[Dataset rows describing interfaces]

=== Begin Enclosure ===

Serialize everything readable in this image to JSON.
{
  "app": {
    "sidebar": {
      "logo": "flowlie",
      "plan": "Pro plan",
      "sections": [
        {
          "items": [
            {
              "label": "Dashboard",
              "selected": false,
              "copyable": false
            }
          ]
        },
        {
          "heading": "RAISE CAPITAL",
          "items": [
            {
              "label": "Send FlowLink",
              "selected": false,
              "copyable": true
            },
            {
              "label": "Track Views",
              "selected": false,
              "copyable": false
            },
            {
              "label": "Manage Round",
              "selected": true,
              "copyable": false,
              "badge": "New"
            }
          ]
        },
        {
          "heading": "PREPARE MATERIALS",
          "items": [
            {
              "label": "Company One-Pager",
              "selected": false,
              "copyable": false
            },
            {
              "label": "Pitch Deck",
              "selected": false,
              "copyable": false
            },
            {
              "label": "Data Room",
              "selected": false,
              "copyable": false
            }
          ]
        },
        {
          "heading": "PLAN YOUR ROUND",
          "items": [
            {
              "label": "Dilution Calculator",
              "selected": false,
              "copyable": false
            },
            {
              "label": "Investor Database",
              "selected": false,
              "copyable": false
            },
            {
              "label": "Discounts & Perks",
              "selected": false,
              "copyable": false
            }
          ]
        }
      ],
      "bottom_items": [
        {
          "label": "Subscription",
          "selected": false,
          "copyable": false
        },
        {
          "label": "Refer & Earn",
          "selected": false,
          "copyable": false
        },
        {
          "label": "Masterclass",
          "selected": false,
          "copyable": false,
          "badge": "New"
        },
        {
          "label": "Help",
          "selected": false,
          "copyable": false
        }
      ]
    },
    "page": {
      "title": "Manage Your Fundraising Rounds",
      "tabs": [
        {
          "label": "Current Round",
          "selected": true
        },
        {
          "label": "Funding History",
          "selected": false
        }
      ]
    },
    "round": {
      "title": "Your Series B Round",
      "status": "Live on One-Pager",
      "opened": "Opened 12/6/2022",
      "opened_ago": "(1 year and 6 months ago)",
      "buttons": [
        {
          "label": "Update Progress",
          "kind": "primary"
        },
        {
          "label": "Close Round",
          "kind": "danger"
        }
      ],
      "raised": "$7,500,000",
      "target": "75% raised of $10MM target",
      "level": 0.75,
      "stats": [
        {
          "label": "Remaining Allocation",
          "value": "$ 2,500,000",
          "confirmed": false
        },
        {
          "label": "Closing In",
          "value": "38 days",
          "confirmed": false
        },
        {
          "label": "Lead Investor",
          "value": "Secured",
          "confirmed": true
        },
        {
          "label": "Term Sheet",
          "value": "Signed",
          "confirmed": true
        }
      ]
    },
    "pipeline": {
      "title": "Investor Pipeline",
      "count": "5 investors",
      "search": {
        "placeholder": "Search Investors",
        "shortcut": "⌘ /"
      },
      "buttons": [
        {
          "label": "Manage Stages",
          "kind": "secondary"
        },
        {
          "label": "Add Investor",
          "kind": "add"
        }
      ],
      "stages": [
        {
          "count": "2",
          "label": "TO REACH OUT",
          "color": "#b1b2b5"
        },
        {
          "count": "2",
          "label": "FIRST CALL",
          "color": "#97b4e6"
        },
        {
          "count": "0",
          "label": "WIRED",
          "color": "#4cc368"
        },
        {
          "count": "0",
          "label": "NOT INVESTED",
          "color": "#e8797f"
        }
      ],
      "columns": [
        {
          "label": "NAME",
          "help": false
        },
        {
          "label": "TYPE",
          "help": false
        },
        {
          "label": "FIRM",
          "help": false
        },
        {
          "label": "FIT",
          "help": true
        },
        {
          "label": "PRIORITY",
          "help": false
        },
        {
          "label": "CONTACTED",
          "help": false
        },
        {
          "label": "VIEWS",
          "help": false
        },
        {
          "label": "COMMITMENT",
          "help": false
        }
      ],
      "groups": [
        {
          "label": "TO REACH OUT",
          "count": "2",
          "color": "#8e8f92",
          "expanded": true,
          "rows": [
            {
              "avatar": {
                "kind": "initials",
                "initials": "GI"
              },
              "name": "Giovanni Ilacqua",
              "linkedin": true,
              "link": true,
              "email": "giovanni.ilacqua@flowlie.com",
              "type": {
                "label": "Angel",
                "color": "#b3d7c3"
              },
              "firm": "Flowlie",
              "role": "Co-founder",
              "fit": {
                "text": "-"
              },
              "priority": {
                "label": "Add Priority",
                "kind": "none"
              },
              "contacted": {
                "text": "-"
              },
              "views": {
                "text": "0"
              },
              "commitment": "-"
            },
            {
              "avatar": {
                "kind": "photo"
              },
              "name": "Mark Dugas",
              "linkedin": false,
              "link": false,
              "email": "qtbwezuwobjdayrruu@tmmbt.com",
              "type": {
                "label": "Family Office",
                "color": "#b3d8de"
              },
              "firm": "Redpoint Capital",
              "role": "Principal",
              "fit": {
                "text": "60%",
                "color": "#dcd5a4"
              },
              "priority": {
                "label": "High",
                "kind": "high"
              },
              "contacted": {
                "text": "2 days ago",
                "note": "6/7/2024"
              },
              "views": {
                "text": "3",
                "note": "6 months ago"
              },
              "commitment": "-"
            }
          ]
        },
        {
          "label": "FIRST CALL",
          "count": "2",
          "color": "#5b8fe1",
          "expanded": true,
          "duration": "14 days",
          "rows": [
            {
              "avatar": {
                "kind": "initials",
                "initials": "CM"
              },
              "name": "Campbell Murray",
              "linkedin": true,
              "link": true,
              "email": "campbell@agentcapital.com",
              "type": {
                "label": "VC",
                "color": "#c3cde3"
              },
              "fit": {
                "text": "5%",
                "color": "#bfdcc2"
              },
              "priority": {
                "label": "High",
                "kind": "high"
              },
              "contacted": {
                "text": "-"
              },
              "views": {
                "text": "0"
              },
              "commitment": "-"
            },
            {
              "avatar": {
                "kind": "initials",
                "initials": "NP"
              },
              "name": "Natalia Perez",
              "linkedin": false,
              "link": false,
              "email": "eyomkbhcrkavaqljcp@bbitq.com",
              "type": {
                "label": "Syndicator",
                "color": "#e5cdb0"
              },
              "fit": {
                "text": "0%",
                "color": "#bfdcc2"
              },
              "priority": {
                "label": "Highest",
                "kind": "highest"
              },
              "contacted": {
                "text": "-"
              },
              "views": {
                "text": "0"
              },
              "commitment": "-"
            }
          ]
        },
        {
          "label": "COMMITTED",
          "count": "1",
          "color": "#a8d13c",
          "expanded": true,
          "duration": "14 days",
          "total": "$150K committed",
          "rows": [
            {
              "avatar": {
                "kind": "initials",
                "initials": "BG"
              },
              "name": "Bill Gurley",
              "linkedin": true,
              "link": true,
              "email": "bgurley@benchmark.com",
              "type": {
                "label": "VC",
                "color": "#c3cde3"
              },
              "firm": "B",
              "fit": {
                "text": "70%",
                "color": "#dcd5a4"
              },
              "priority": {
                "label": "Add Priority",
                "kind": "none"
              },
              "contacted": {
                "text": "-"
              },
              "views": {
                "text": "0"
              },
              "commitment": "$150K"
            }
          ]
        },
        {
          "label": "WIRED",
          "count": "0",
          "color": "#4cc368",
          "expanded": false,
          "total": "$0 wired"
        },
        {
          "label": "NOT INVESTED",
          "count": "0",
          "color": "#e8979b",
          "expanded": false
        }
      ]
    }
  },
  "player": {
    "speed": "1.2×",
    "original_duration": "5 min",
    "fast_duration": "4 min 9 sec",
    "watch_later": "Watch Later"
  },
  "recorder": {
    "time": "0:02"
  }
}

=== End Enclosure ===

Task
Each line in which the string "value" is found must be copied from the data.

Output of the task
          "value": "$ 2,500,000",
          "value": "38 days",
          "value": "Secured",
          "value": "Signed",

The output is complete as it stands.